I believe that one of the primary reasons that we live in such polarized and fractious times is that we've been routinely disconnecting with each other rather than connecting. It's no coincidence that we are also seeing artistic creativity being pulled from school curricula, devalued in the marketplace, seen as worthy of only being a hobby instead of a profession, and the subject of derision in other professional circles. All this time we're not seeing the injury that this disconnection is bringing into our collective presence.

Our gifts don't solve problems. Our gifts heal and restore our relationships with each other, which ultimately prevents many problems from taking form. One of my favorite books of all time is The Space Between Us, by Ruthellen Josselson. This groundbreaking book deserves a lot more attention and praise than it ever received. Josselson developed a survey that asked people to identify the different kinds of connection that they found in their relationships and the qualities that they found in those connections. For the first time that I was ever aware of, the author gave us a language of relationship that helps us to see the multi-dimensionality of our human connections. It's a very powerful read.

Artistic creativity makes these connections between us and for us. These connections make up what we might call a collective soul. We can begin to see that humanity itself is an organism that lives and breathes as one thing. ARTISTRY OF EVERY KIND SERVES THAT! It is the stuff of community. That's all that real community is made of, connections.
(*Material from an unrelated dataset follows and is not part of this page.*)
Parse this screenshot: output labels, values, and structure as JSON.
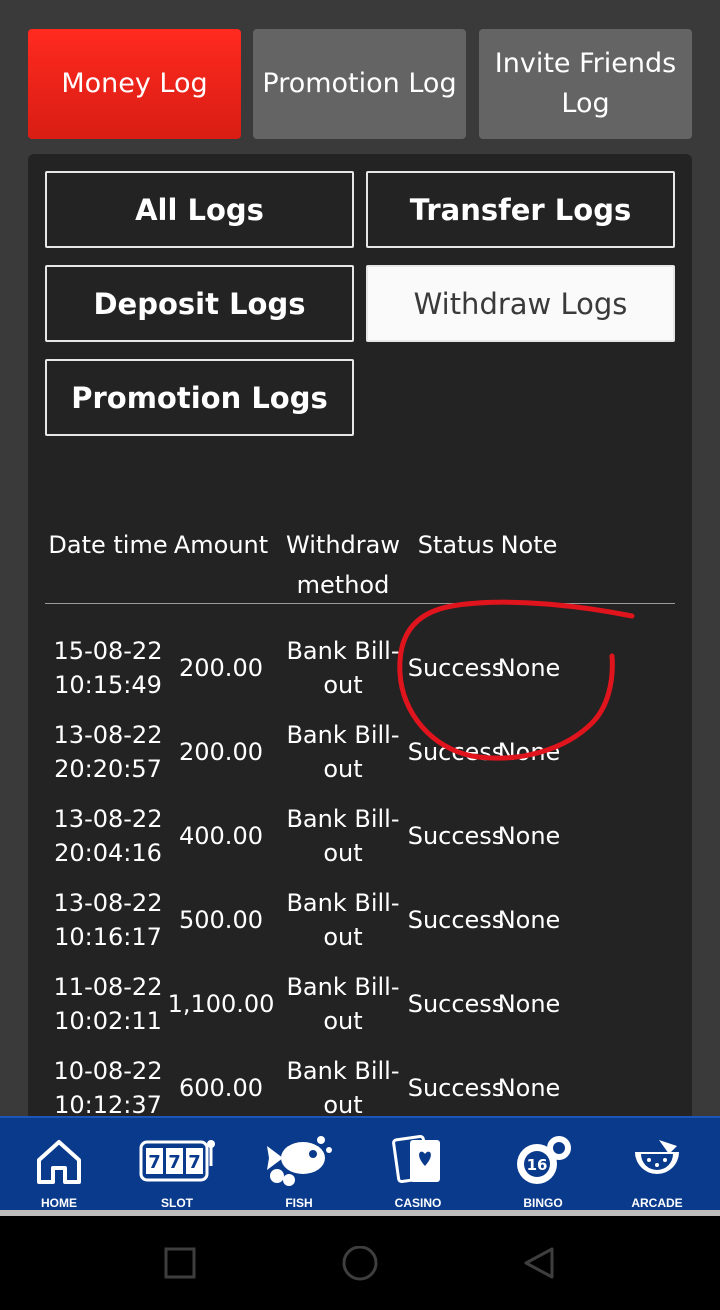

This morning in her message at Unity of Fort Collins, my beloved friend and co worker Peggy Christiansen was speaking about flowers. In her talk she was telling the story of planting her flower garden and she made the comment that she felt some sense of guilt that she wasn't planting the more practical vegetable garden. Her statement sums up exactly what I think is going on. We don't see feeding the soul with the same level of importance as feeding the body. That needs to change, or we will all perish.

Creatives, you are here to make a difference in the world on the soul level. Never forget that.

Thanks to Jeff Finlin, the wonderful folks at Artspace who participated in the pilot, Peggy and my Unity community, and every one of you who has the courage to create.

If you'd like more information about Making Your Own Way, or if you'd like to host a workshop or invite me to speak for your organization, please get in touch.